Families in County Durhamand Darlington will see the amount they pay for the region’s firefighters increase again for the coming year.

Fire chiefs have agreed to increase their portion of the annual council tax bills by 1.91 per cent, in line with the Government referendum limit.

The decision means a Band D property in the region will see the fire and rescue ‘precept’ they are expected to pay rise from £103.50 to £105.48 from April.

This is an increase of 3.8p per week for a Band D property and 2.5p per week for a Band A property, which make up the majority of homes in the brigade’s patch.

The precept is one of several parts of the annual charge for households, including separate parts for police and core council tax set by local authorities.

In recent years, County Durham and Darlington Fire and Rescue Service (CDDFRS) has been forced to rely more on the cash it can raise through council tax.

Although funding from central Government and non-domestic rates will increase by 2.31 per cent in 2020/21, equating to £241,000, it comes following years of cuts.

Members of the area’s fire authority discussed the council tax rise on Tuesday, when setting the service’s 2020/21 budget.

Pressures around future funding included pay awards, firefighter pension schemes and the impact of Brexit on the cost of equipment and vehicles.

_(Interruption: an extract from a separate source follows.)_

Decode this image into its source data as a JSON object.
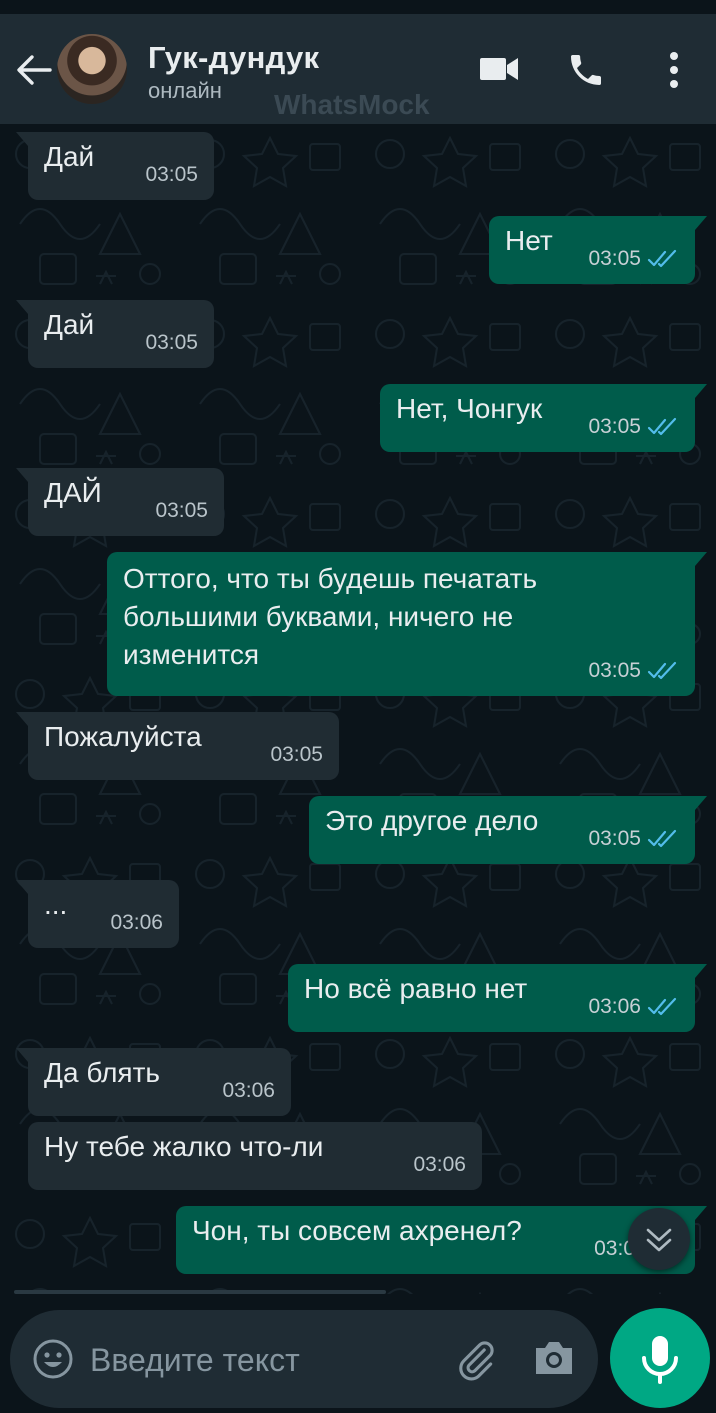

A report prepared for the fire authority added there was a “potential for a rise in fire related incidents should poverty increase in the service area.”

During discussion, fire officers and fire authority members pointed to uncertainty around future funding from the Government.

Finance chiefs also prepared ‘best case’, ‘mid-case’ and ‘worst case’ scenarios around the future of funding and the annual pension grant.

Fire authority chair, Coun John Robinson, said that raising council above the referendum limit next year would have a negative impact on the budget.

“It would cost us five times more to have the referendum than what we would be taking in,” he said.

Chair of the fire service’s finance committee, Coun Alison Batey, also praised officers for their work on the budget.

“It’s recognised that prudent financial planning is taking place here under the huge financial uncertainty that there is and the uncertainty in the future.

“It’s no mean task but I would hope [finance officers] would come back on this as there are some pretty worrying scenarios for the future.”